Klosterman: Why Breaking Bad Beats The Wire

Ursula Coyote/AMC

As we recover from last night’s face-melting season finale, here, from the Grantland archives, is Chuck Klosterman’s July 12 essay on Breaking Bad:

Though some may disagree (and I’m sure some will, because some always do), there doesn’t seem to be much debate over what have been the four best television shows of the past 10 years. It seems like an easy question to answer, particularly since it’s become increasingly difficult to write about the state of TV (or even the state of popular culture) without tangentially mentioning one of the following four programs — The Sopranos, The Wire, Mad Men, and/or Breaking Bad. The four fit together so nicely: Two from HBO that are defunct, two from AMC that are on-going, and all of which use nonlinear narratives with only minor experimentation. There have been bushels of quality television during the past decade, but these four shows have been the best (and by a relatively wide margin). Taste is subjective, but the critical consensus surrounding these four dramas is so widespread that it feels like an objective truth; it’s become so accepted that this entire paragraph is a remarkably mundane argument to make in public. I’m basically writing, “The greatness of these great shows is defined by their greatness.” There’s no conflict in stating that good things are good.
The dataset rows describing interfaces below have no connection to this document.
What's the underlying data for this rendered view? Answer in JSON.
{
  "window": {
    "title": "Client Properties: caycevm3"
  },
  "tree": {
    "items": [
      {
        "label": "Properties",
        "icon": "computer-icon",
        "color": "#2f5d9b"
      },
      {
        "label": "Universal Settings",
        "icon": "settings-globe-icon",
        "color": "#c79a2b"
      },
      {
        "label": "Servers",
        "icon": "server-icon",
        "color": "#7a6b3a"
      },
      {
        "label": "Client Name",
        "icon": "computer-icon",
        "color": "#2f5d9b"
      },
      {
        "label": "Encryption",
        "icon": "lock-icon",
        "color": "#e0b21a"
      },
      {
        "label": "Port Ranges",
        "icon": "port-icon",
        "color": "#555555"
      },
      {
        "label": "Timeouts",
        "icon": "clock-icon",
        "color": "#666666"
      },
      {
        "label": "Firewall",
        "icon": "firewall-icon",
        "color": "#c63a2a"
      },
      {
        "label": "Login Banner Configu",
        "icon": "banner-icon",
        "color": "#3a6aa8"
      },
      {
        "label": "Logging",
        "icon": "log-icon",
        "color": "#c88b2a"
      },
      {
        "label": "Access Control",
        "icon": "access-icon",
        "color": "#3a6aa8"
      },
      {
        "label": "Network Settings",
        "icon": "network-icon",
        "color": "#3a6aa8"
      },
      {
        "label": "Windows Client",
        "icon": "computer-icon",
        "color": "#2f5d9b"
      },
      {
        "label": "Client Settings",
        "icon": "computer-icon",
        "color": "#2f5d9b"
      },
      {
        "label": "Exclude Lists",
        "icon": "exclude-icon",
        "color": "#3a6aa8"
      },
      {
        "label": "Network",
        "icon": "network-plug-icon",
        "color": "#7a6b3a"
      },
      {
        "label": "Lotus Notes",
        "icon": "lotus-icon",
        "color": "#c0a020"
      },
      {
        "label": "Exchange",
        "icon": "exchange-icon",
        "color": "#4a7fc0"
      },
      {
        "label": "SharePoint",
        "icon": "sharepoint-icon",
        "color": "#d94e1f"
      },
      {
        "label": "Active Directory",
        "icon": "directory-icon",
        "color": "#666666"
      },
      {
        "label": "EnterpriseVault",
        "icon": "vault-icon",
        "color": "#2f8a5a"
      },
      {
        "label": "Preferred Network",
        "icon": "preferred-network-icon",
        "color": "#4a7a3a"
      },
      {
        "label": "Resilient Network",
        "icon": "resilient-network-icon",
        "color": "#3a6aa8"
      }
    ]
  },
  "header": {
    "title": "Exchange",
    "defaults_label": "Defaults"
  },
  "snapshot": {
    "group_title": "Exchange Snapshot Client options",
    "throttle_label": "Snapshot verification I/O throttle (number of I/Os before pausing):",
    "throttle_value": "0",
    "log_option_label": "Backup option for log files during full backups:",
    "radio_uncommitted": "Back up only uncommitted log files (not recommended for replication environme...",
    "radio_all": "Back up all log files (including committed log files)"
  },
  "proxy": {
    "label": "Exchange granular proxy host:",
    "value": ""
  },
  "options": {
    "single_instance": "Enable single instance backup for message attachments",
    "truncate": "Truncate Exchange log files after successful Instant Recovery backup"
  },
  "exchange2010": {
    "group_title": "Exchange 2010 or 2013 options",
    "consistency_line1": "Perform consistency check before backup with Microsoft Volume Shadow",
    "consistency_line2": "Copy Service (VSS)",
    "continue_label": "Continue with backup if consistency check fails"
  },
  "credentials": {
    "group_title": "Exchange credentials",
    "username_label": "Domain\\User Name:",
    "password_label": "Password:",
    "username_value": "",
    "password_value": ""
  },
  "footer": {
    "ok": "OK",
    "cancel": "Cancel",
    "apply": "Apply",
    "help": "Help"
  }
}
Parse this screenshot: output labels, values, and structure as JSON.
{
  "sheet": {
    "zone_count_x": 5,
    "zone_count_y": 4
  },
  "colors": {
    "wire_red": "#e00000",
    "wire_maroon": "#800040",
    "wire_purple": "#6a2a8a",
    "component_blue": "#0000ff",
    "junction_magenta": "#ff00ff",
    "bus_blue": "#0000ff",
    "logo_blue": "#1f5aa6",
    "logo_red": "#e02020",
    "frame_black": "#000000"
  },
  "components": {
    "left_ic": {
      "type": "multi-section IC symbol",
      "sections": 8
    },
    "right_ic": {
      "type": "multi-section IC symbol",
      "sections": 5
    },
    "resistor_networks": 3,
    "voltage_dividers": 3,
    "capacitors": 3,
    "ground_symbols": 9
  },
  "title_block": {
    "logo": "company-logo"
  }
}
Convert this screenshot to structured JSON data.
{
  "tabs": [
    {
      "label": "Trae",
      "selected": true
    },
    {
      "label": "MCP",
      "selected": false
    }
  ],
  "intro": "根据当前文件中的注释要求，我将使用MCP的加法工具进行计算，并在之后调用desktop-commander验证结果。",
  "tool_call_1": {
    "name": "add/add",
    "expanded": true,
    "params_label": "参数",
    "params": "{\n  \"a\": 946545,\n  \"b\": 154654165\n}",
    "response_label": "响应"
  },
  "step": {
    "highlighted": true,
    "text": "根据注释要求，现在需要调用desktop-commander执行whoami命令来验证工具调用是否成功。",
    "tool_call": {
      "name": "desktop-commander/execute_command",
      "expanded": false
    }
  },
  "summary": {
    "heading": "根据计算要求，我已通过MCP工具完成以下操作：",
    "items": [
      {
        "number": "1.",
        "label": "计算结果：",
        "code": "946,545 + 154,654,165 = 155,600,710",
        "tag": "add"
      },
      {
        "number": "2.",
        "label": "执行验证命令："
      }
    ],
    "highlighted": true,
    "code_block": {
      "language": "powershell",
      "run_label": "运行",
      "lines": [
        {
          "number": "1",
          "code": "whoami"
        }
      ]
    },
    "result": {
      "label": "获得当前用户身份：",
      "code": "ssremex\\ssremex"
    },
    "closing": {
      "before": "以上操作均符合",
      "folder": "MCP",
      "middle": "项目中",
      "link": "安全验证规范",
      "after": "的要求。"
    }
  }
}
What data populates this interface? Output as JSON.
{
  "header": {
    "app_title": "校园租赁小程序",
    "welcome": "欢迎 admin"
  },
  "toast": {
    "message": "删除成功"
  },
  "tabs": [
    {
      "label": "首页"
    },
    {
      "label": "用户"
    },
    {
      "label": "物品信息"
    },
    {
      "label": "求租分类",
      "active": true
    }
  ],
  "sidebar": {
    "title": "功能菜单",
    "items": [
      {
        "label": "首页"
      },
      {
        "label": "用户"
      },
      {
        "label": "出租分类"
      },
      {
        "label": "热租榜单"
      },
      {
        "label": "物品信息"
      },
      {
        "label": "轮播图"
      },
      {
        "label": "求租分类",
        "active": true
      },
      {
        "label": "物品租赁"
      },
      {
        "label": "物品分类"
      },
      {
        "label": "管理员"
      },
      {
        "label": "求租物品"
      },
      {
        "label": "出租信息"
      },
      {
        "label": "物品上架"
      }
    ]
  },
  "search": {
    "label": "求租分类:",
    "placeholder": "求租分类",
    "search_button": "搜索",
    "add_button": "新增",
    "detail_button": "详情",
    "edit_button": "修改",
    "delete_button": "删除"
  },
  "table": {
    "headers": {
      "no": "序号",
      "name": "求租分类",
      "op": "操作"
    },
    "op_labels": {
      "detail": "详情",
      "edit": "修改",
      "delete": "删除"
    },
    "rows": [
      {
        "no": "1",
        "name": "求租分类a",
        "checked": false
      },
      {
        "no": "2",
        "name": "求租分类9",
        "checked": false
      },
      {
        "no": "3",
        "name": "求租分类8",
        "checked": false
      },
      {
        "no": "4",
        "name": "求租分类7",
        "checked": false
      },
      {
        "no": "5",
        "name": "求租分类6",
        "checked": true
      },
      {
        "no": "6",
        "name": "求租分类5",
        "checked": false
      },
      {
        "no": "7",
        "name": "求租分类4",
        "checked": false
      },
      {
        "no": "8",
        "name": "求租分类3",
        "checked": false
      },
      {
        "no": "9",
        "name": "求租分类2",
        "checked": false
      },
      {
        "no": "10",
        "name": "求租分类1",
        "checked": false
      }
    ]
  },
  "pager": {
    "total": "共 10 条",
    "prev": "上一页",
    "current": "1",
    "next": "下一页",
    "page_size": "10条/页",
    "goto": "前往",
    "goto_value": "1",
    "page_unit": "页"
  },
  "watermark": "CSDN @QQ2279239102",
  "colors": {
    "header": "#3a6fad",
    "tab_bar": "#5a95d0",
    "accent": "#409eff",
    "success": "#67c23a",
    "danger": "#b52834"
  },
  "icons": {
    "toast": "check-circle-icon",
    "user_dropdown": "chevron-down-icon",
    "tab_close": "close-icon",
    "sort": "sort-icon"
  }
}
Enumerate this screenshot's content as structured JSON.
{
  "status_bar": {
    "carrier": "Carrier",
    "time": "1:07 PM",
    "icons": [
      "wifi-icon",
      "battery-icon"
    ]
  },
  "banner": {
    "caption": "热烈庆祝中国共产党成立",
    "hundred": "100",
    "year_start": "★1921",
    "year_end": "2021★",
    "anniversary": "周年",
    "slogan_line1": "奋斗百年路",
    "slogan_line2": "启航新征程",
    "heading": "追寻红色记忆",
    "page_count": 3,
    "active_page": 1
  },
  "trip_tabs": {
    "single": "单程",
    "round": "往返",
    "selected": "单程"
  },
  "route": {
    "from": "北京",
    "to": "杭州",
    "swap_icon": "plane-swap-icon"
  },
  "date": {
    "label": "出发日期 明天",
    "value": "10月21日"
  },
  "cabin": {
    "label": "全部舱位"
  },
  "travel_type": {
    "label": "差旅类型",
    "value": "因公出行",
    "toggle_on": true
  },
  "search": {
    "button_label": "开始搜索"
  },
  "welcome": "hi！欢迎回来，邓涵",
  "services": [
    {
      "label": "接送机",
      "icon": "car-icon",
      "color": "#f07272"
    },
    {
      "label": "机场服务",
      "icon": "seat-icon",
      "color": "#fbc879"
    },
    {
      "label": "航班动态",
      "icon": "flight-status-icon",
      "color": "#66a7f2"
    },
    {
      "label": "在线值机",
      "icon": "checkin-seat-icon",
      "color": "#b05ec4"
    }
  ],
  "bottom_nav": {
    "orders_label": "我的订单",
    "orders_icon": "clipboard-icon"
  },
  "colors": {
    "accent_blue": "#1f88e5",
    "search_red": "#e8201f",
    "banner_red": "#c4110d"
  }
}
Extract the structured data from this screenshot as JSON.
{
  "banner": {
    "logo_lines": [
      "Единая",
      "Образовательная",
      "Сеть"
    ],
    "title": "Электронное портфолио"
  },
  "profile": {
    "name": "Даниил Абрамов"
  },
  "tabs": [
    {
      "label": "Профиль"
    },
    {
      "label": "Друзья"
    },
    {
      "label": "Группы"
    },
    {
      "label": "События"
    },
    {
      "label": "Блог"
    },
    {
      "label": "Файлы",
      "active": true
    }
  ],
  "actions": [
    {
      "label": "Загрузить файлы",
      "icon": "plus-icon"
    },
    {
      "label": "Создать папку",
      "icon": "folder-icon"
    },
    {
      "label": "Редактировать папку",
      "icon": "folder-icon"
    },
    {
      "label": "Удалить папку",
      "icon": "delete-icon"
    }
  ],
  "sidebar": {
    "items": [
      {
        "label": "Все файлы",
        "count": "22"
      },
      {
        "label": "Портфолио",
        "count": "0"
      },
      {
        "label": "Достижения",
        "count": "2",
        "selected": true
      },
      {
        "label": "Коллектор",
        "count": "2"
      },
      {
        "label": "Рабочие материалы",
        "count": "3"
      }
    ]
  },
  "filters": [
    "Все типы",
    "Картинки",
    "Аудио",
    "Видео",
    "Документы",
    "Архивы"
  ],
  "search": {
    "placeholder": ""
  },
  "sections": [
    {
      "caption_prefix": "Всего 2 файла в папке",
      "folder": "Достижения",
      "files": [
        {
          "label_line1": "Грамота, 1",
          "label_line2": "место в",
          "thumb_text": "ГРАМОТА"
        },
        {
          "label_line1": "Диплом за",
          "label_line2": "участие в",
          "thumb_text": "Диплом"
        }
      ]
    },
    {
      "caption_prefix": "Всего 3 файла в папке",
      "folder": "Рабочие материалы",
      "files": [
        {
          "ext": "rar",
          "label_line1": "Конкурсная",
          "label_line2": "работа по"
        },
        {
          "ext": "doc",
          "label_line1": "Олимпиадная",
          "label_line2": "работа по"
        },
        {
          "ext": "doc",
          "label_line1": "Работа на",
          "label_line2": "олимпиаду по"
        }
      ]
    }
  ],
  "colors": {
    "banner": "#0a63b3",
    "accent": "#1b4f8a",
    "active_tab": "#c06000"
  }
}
Until, of course, you try to suggest that one of these shows is somehow better than the other three. Then it becomes a fucking bloodbath.

Read the full piece here.

Filed Under: AMC, Breaking Bad, Chuck Klosterman, TV

Chuck Klosterman is a contributing editor at Grantland and the author of eight books. The latest is I Wear the Black Hat.

Archive @ CKlosterman